On a pure nutritional scale, some big brand turkeys are fed a diet high in grain and corn, which may not provide the same bang as free-range organic turkey. Patch.com notes that although these big brand turkeys are less expensive, they can be lower in omega-3 fatty acids and conjugated linoleic acid that can help fight cancer and cardiovascular disease.
Some traditional turkeys also risk having pesticides build up in their fatty tissues that can then be transmitted to consumers. This potentially increases the risk of developing cancer while also possibly having a negative impact on reproductive, nervous and immune systems. Breastcancer.org, in fact, recommends staying away from any foods exposed to pesticides for this reason.
Despite these concerns, which may be legitimate, it is worth noting that eating a standard, big brand turkey is not necessarily a death-defying feat. Millions of Americans have chowed down on tens of millions of these turkeys for decades and lived quite happily to tell the tale. Many big brand turkey producers even have responded to consumer concerns by developing a subset of their birds that are raised without antibiotics. Theses turkeys, however, are not necessarily raised under strict organic guidelines unless they come with a USDA Organic label.
Taste is another key issue when it comes to turkey. Differences, admittedly, abound depending on how birds are raised. But the issue is ultimately subjective, which means that organic or free-range turkeys may not taste better to a particular consumer than that big Butterball on their counter.
The Food Network thankfully offered its own lowdown on turkey tasting. Basted or self-basting birds, for example, are marinated or injected with a solution that the USDA reports includes butter, spices, broth, flavor enhancers and edible fat. The good news is that process helps make a turkey moist and tasty. The less good news is that the bast undoubtedly masks a turkey’s natural taste. Of course, not everyone prefers the natural taste over pre-seasoned turkeys.

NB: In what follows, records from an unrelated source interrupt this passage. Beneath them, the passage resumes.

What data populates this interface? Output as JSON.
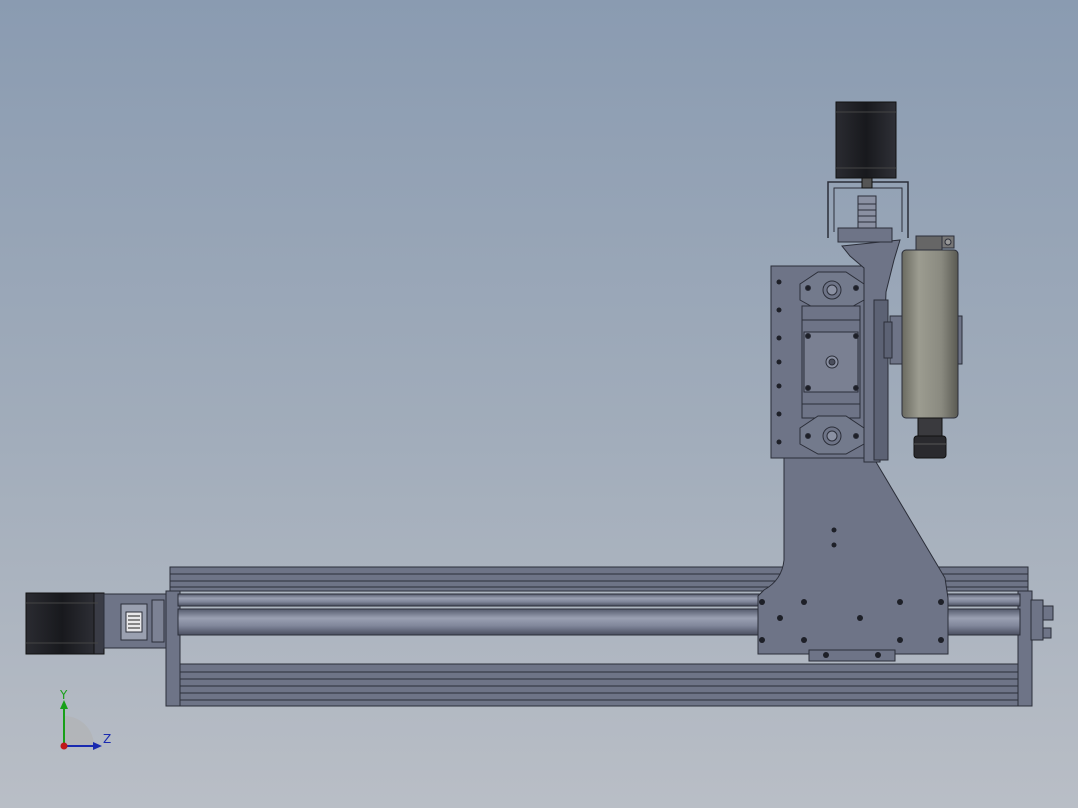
{
  "view": {
    "background_top": "#8a9bb1",
    "background_bottom": "#b9bec6"
  },
  "model": {
    "part_color": "#6e7487",
    "part_edge_color": "#2b2e39",
    "motor_color": "#1e1f24",
    "spindle_color": "#84847a"
  },
  "triad": {
    "y_label": "Y",
    "z_label": "Z",
    "y_color": "#18a018",
    "z_color": "#1a2ab0",
    "x_color": "#c01818"
  }
}
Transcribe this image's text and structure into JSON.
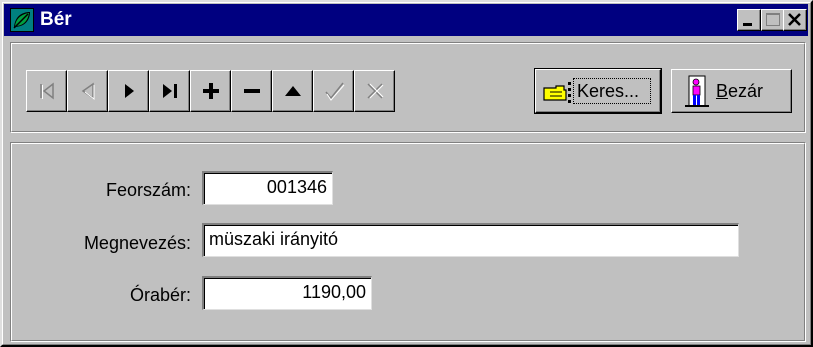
{
  "window": {
    "title": "Bér"
  },
  "toolbar": {
    "nav_buttons": [
      "first-icon",
      "prior-icon",
      "next-icon",
      "last-icon",
      "insert-icon",
      "delete-icon",
      "edit-icon",
      "post-icon",
      "cancel-icon"
    ],
    "keres_label": "Keres...",
    "bezar_label": "Bezár",
    "bezar_hotkey": "B"
  },
  "form": {
    "feorszam_label": "Feorszám:",
    "feorszam_value": "001346",
    "megnevezes_label": "Megnevezés:",
    "megnevezes_value": "müszaki irányitó",
    "oraber_label": "Órabér:",
    "oraber_value": "1190,00"
  },
  "colors": {
    "titlebar": "#000080",
    "face": "#c0c0c0",
    "disabled_glyph": "#808080"
  }
}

Free range turkeys reportedly have their own unique taste because they get to roam around and this builds additional muscle, making the meat “fully flavored and complex,” according to The Food Network. Kosher turkeys, in turn, can have a different taste altogether thanks to the birds being salted and left to drain before washing. The process leaves the turkey’s meat denser and more fully flavored.
Organic turkeys could be called the purest birds on the market. Similar to free range in terms of movement, they also are free of antibiotics and feeds impacted by fertilizers and pesticides. This makes them “potentially the finest and fullest flavored” birds available, The Food Network reports.
Does this mean, price and nutritional considerations aside, they are everyone’s favorite? Not necessarily. Turkey preferences, like wine, scotch and ice cream, are an extremely personal matter.